On December 5th, 1896, I visited her—a pleasant faced, but feeble old lady—and got from her some very interesting particulars of her life. Her father was James Taylor, who was for many years tenant of the still existing blacksmith's forge at Lingfield, where the old lady in question first saw the light. He committed suicide by hanging himself when his daughter Mary was but four years of age. Mary Taylor first married a Mr. Baker, a carpenter, and gave birth to her first child on November 16th, 1814, before she was 18 years of age. Her second husband was John Neighbour, a tanner, who worked first at Lingfield and then at Ashurst Wood. By her first husband she had four children, not one of whom survived her, and by her second husband seven children. The chief branches of the family are now the Huggetts, of East Grinstead, holding responsible and honoured positions, one the Clerk to the Guardians, another the Assistant Overseer and Rate Collector, and a third the Parish Sexton and Cemetery Caretaker, and the Inglefields, tradesmen of Westerham and Limpsfield. When she was 100 years old her descendants numbered 303, namely, 11 children, 86 grandchildren, 172 great grandchildren, and 34 great great grandchildren, of whom, at that time, about 200 were living.
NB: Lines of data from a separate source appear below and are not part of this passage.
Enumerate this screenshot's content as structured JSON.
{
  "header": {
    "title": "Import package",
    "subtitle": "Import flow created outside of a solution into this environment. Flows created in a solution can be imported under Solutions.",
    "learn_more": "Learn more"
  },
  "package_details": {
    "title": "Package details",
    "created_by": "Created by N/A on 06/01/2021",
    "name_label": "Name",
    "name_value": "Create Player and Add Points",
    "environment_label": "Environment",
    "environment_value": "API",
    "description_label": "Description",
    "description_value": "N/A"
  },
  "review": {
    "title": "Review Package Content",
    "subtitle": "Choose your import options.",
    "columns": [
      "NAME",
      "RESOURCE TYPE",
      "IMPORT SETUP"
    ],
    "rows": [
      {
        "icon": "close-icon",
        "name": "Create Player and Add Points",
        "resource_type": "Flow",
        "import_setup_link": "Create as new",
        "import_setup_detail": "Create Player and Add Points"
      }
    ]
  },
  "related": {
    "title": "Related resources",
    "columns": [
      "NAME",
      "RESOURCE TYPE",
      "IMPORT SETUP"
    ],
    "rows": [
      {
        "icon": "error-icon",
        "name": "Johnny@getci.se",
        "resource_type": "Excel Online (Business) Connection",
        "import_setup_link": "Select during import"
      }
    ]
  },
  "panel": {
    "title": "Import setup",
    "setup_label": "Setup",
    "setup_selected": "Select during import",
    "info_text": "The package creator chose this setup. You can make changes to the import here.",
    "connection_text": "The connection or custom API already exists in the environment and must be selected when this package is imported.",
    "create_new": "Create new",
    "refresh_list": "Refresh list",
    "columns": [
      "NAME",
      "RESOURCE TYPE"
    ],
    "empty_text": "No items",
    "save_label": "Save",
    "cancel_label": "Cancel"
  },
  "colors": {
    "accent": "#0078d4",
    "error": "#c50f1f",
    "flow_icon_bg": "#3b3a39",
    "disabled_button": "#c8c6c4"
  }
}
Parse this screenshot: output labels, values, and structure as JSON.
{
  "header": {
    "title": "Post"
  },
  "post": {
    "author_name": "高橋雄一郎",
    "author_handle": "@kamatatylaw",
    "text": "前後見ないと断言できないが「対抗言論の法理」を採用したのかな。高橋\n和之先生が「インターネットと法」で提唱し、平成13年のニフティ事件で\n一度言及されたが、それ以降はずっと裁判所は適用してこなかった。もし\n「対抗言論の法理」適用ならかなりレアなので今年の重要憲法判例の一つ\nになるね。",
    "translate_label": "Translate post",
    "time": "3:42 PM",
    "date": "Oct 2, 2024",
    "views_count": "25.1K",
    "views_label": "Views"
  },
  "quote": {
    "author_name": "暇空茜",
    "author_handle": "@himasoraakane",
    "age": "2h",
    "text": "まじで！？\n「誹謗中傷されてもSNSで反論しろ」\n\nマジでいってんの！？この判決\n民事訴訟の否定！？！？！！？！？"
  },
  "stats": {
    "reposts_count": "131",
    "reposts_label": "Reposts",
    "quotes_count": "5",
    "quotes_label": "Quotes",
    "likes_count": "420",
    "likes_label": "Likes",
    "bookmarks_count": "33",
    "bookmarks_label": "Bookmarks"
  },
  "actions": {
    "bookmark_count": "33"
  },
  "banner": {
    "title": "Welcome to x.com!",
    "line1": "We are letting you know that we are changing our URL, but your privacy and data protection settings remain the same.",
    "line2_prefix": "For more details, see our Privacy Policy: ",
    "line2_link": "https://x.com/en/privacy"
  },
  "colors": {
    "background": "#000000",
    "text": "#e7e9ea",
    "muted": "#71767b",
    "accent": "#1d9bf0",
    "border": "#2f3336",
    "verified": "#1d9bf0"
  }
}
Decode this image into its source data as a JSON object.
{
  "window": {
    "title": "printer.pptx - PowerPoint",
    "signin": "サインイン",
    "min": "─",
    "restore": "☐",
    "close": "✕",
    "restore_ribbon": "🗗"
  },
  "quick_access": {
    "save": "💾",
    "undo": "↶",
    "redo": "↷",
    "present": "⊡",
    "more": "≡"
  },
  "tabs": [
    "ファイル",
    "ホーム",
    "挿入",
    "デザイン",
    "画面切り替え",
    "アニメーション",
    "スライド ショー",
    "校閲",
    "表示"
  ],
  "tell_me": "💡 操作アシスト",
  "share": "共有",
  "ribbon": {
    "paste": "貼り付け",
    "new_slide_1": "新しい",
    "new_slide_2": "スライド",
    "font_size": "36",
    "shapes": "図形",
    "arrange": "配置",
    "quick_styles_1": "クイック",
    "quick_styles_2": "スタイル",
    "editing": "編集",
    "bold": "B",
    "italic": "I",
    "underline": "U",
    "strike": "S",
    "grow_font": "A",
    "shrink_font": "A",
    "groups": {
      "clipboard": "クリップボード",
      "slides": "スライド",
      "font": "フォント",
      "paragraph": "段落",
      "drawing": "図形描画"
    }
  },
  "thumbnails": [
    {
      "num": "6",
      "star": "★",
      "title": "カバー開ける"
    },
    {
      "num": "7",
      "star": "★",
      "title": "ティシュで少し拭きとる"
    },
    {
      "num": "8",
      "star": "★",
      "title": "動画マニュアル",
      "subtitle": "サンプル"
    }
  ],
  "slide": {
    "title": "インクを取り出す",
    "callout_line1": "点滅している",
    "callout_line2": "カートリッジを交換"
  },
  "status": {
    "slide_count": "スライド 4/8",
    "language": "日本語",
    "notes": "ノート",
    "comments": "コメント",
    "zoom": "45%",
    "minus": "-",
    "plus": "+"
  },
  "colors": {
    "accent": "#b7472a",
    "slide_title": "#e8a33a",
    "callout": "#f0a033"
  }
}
Before she died, on September 5th, 1897, in her 101st year, the number had been still further increased. Mrs. Neighbour was over 90 before she gave up active work. She used to walk into East Grinstead daily from Ashurst Wood to work as an upholsteress and was very clever indeed at the trade.
SIR EDWARD BLOUNT.
Sir Edward Blount was born on March 14th, 1809, at Bellamour, near Rugeley, Stafford. He was the second son of Mr. Edward Blount, M.P., at one time Member for Steyning in this county, by Frances, daughter of Mr. Francis Wright, of Fitzwalters, Essex. The family trace their origin to the Le Blounds, Counts of Guisnes, in Picardy, the head of whose family accompanied William I. when the Conqueror invaded these islands.